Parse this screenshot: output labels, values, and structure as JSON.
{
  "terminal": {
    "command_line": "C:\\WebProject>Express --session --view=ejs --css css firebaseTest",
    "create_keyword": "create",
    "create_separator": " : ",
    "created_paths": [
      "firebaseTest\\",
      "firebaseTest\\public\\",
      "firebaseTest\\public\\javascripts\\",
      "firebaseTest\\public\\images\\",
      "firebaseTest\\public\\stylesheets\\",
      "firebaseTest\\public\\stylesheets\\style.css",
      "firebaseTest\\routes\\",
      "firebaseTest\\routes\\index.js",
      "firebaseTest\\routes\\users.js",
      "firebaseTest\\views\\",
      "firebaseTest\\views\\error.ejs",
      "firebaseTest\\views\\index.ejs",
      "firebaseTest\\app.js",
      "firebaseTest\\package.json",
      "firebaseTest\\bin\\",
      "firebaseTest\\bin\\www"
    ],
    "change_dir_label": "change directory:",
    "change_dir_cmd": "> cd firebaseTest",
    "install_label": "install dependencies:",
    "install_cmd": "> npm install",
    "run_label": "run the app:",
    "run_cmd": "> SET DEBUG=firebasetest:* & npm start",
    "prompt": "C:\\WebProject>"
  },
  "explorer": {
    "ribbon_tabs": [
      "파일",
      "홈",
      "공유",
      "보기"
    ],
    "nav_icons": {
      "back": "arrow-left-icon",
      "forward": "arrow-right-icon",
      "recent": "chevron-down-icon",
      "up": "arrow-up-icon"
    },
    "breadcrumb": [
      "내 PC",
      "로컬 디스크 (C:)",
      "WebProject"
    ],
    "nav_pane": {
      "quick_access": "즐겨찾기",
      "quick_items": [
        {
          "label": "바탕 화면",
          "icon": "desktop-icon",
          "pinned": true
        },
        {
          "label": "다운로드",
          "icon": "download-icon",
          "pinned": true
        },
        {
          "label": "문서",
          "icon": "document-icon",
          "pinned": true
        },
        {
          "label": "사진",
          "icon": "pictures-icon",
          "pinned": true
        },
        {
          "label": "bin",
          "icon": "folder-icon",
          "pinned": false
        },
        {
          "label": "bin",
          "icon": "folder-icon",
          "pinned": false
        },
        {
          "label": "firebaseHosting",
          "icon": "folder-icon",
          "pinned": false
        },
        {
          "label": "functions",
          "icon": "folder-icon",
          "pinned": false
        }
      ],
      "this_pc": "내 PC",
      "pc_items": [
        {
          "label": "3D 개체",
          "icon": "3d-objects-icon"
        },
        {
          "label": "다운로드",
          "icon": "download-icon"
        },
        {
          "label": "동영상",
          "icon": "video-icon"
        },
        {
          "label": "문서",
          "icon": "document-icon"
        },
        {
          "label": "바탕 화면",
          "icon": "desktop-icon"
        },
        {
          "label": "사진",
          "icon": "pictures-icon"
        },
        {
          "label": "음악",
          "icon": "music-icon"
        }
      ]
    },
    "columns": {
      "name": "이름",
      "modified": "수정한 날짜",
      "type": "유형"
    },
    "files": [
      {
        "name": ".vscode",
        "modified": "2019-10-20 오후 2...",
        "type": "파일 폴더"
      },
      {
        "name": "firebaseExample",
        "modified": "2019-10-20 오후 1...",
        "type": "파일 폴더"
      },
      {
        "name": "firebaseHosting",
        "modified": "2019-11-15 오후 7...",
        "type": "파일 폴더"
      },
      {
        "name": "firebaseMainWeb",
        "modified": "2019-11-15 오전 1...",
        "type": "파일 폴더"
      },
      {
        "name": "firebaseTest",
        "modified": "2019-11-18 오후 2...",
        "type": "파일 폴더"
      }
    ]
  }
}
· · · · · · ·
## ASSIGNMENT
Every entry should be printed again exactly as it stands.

## THE COMPLETED TASK
Parse this screenshot: output labels, values, and structure as JSON.
{
  "terminal": {
    "command_line": "C:\\WebProject>Express --session --view=ejs --css css firebaseTest",
    "create_keyword": "create",
    "create_separator": " : ",
    "created_paths": [
      "firebaseTest\\",
      "firebaseTest\\public\\",
      "firebaseTest\\public\\javascripts\\",
      "firebaseTest\\public\\images\\",
      "firebaseTest\\public\\stylesheets\\",
      "firebaseTest\\public\\stylesheets\\style.css",
      "firebaseTest\\routes\\",
      "firebaseTest\\routes\\index.js",
      "firebaseTest\\routes\\users.js",
      "firebaseTest\\views\\",
      "firebaseTest\\views\\error.ejs",
      "firebaseTest\\views\\index.ejs",
      "firebaseTest\\app.js",
      "firebaseTest\\package.json",
      "firebaseTest\\bin\\",
      "firebaseTest\\bin\\www"
    ],
    "change_dir_label": "change directory:",
    "change_dir_cmd": "> cd firebaseTest",
    "install_label": "install dependencies:",
    "install_cmd": "> npm install",
    "run_label": "run the app:",
    "run_cmd": "> SET DEBUG=firebasetest:* & npm start",
    "prompt": "C:\\WebProject>"
  },
  "explorer": {
    "ribbon_tabs": [
      "파일",
      "홈",
      "공유",
      "보기"
    ],
    "nav_icons": {
      "back": "arrow-left-icon",
      "forward": "arrow-right-icon",
      "recent": "chevron-down-icon",
      "up": "arrow-up-icon"
    },
    "breadcrumb": [
      "내 PC",
      "로컬 디스크 (C:)",
      "WebProject"
    ],
    "nav_pane": {
      "quick_access": "즐겨찾기",
      "quick_items": [
        {
          "label": "바탕 화면",
          "icon": "desktop-icon",
          "pinned": true
        },
        {
          "label": "다운로드",
          "icon": "download-icon",
          "pinned": true
        },
        {
          "label": "문서",
          "icon": "document-icon",
          "pinned": true
        },
        {
          "label": "사진",
          "icon": "pictures-icon",
          "pinned": true
        },
        {
          "label": "bin",
          "icon": "folder-icon",
          "pinned": false
        },
        {
          "label": "bin",
          "icon": "folder-icon",
          "pinned": false
        },
        {
          "label": "firebaseHosting",
          "icon": "folder-icon",
          "pinned": false
        },
        {
          "label": "functions",
          "icon": "folder-icon",
          "pinned": false
        }
      ],
      "this_pc": "내 PC",
      "pc_items": [
        {
          "label": "3D 개체",
          "icon": "3d-objects-icon"
        },
        {
          "label": "다운로드",
          "icon": "download-icon"
        },
        {
          "label": "동영상",
          "icon": "video-icon"
        },
        {
          "label": "문서",
          "icon": "document-icon"
        },
        {
          "label": "바탕 화면",
          "icon": "desktop-icon"
        },
        {
          "label": "사진",
          "icon": "pictures-icon"
        },
        {
          "label": "음악",
          "icon": "music-icon"
        }
      ]
    },
    "columns": {
      "name": "이름",
      "modified": "수정한 날짜",
      "type": "유형"
    },
    "files": [
      {
        "name": ".vscode",
        "modified": "2019-10-20 오후 2...",
        "type": "파일 폴더"
      },
      {
        "name": "firebaseExample",
        "modified": "2019-10-20 오후 1...",
        "type": "파일 폴더"
      },
      {
        "name": "firebaseHosting",
        "modified": "2019-11-15 오후 7...",
        "type": "파일 폴더"
      },
      {
        "name": "firebaseMainWeb",
        "modified": "2019-11-15 오전 1...",
        "type": "파일 폴더"
      },
      {
        "name": "firebaseTest",
        "modified": "2019-11-18 오후 2...",
        "type": "파일 폴더"
      }
    ]
  }
}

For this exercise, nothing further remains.